How to go into the boardroom with confidence
Okay, now you have a solid idea of what goes through the executive team’s mind when you tell them about a new cybersecurity investment. It’s not that they don’t want to invest; it’s just that they might not see the need.
It’s your job to convince them that investing in cybersecurity should be a strategic priority. You need to bear a few critical things in mind to do this.
Go into the meeting armed with data and a rough talk track that you’ve rehearsed through. Your presentation should be stats-focused and simple to understand, highlighting the critical threats to the business and KPIs that can be used to measure and address them.
Know your audience
Jargon, technical language and IT-focused concerns will not persuade your leaders that cybersecurity is essential. It would help if you spoke in their language. Don’t focus on technical language when talking about threats and mitigations. Instead, speak about risks concerning the business. Again, put yourself in your executives’ shoes and ask yourself: “how can I make them care about this project?”
Most likely, you’ll want to think about the financial implications of the risks you’re currently exposed to. For example, say you’re pitching for some cloud-based DLP software, your intro could go something like this:
“Half of our workforce is working from home, using applications like Slack and Teams to communicate. Now they’re outside the perimeter, it’s harder than ever for the IT team to keep track of where sensitive data is, who it’s being shared with and why. Our intellectual property, and data that falls under GDPR and CCPA compliance, are at risk. This is a similar vulnerability to the Yahoo breach of 2013. We must invest in cloud-based DLP software immediately.”
Aim for Security-by-Design
As businesses digitally transform, security shouldn’t be an afterthought.
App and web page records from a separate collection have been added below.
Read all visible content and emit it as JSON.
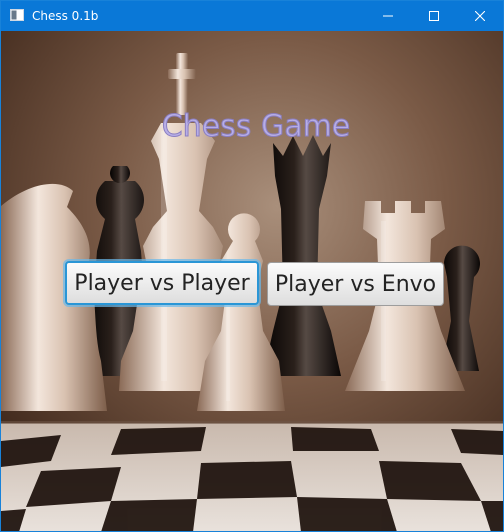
{
  "window": {
    "title": "Chess 0.1b",
    "controls": [
      "minimize-icon",
      "maximize-icon",
      "close-icon"
    ],
    "titlebar_color": "#0a78d7"
  },
  "main": {
    "heading": "Chess Game",
    "buttons": {
      "player_vs_player": "Player vs Player",
      "player_vs_envo": "Player vs Envo"
    },
    "background": "sepia-chess-pieces-photo",
    "accent_color": "#2a96d6"
  }
}
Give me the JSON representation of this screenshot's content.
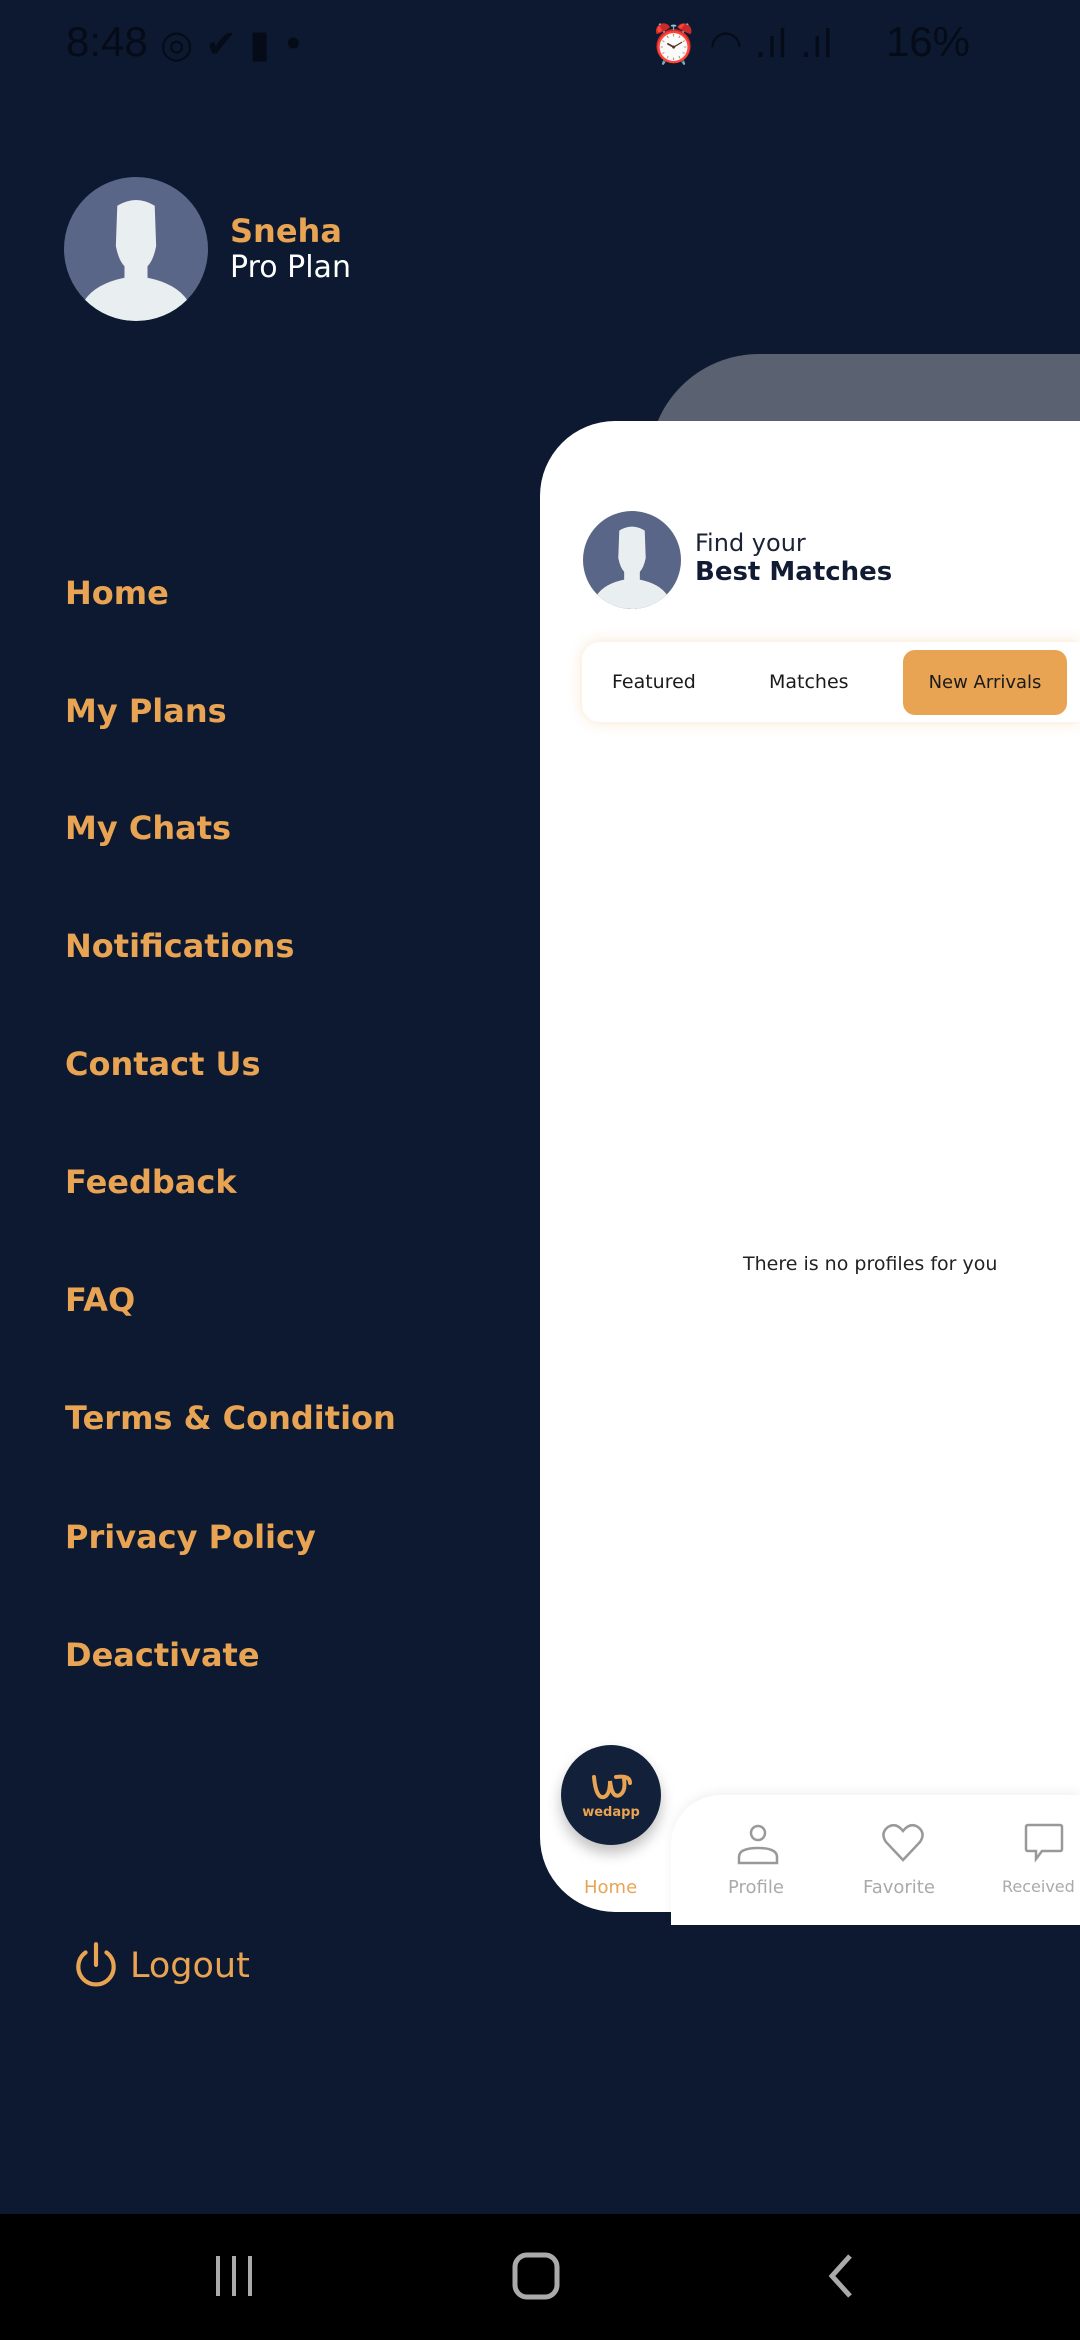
{
  "status_bar": {
    "time": "8:48",
    "battery": "16%",
    "icons": [
      "instagram-icon",
      "download-done-icon",
      "message-icon",
      "dot-icon",
      "alarm-icon",
      "wifi-icon",
      "lte1-signal-icon",
      "lte2-signal-icon",
      "battery-icon"
    ]
  },
  "user": {
    "name": "Sneha",
    "plan": "Pro Plan"
  },
  "menu": {
    "items": [
      {
        "label": "Home"
      },
      {
        "label": "My Plans"
      },
      {
        "label": "My Chats"
      },
      {
        "label": "Notifications"
      },
      {
        "label": "Contact Us"
      },
      {
        "label": "Feedback"
      },
      {
        "label": "FAQ"
      },
      {
        "label": "Terms & Condition"
      },
      {
        "label": "Privacy Policy"
      },
      {
        "label": "Deactivate"
      }
    ],
    "logout": "Logout"
  },
  "main": {
    "heading_line1": "Find your",
    "heading_line2": "Best Matches",
    "tabs": [
      {
        "label": "Featured"
      },
      {
        "label": "Matches"
      },
      {
        "label": "New Arrivals",
        "active": true
      }
    ],
    "empty_text": "There is no profiles for you"
  },
  "bottom_nav": {
    "logo": "wedapp",
    "items": [
      {
        "label": "Home",
        "active": true
      },
      {
        "label": "Profile"
      },
      {
        "label": "Favorite"
      },
      {
        "label": "Received"
      }
    ]
  },
  "colors": {
    "background": "#0c1930",
    "accent": "#e8a452",
    "card": "#ffffff"
  }
}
It would be best if you attempted to liaise with other departments as they embark on innovation initiatives and bundle in security from the outset. In this way, you can move security from being a blocker of innovation to an enabler, showing the board that you are helping your company move forward safely and securely.
Talk about financial risk
Abstract risk ratings of high, medium and low aren’t going to compel your leaders to invest in cyber security software. Instead, you should use historical data to show how an investment – or lack thereof – could financially impact the business. In other words, motivate your leaders to invest by offering them the long-term financial implications of the solution you need.
Lead and teach
Cyber security is another language to your board members – but you share something in common: you want to keep your organization safe and profitable. It can be helpful to go into the boardroom with a mindset of “I am going to educate my peers”.
You have valuable advice and insights to share. These can be used to improve the resiliency of the organization. So, help your board understand how cyber security and data breaches impact the operational effectiveness of the business and show them how investing in security can help them govern their company better.
Ultimately, you must remember that you are one of many people vying for the executive team’s time. They will receive requests for any number of initiatives and projects each week. To make yourself stand out, you need to make your presentation compelling and relevant. Show your leaders that cybersecurity is a worthwhile investment by putting it in the context of the business. By doing so, you’ll put yourself in much better stead to gain proactive buy-in for your cyber security needs.